What with there being two versions of the castle, there seems to be a lot more branching paths in Harmony of Dissonance.
It was common for me to miss a save room or wander around aimlessly, not being sure if I’m going in the right direction. The thing is, though, if you can get there, it is the right direction. For the most part, you just might end up making it a bit harder for yourself by doing two bosses in less then optimal order.
The world definitely feels bigger and more open, though.
As far as Juste controls, I already said it’s a bit floatier and a lot less stiff. It’s still precise, though, and I never felt like the controls were at fault for me messing up. Simply put, you feel a bit less constrained with the controls this time, but still completely in control.
You start out with a left and right dash move (using the shoulder buttons), as well as a slide. The dash moves can be spammed in quick succession, so overall, you can move a lot faster through the castle. Long vertical rooms are made a lot less tedious this way, for one.
I’m not sure how far in the game I actually am. I’ve been playing for close to three hours and beaten a whole bunch of bosses, but I have less than half of the relics, only one of the spell books and overall, I haven’t seen many of the common higher level enemies.
The fact that there are two castles also makes is difficult to assess how far I’ve gotten. What I can say is that I’ve died plenty of times, so the actual game time might be closer to four hours.
In Circle of the Moon, character progression was relatively rare and in big steps. In Harmony of Dissonance, it was made far more gradual, but there’s still a very noticeable difference between a couple of character levels and an item or two.
The world and the feel
There’s a lot of stuff on the screen, much more than in Circle of the Moon. Effects are used liberally, but the art itself seems a bit less detailed. Overall, though, the atmosphere of Castlevania is there in full effect.
As always, it’s difficult, but rewarding.
In my specific case, playing Harmony feels better than playing Circle of the Moon, because the way Juste controls is better suited for the Archos Gamepad.
As with Circle of the Moon, my next report will be once the game is completed and no sooner than that.

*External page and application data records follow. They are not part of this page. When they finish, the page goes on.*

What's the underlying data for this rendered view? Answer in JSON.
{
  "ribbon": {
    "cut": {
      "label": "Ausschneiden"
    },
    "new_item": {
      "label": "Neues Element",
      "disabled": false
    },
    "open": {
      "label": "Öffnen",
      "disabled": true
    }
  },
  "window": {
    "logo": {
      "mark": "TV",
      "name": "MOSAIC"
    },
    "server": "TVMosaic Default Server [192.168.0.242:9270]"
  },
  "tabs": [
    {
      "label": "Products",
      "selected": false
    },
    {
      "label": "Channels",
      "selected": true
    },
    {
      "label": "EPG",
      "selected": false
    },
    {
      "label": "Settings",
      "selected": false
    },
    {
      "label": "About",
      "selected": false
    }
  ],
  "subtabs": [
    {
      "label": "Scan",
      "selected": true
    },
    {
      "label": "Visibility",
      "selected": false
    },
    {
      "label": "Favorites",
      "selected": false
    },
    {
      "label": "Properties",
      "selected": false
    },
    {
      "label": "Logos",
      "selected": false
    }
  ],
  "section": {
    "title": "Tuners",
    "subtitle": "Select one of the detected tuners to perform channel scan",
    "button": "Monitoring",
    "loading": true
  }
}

If I discover any new mechanics or features, I’ll make a recap of that and then maybe compare it to Circle of the Moon with a bit more structure to the comparison.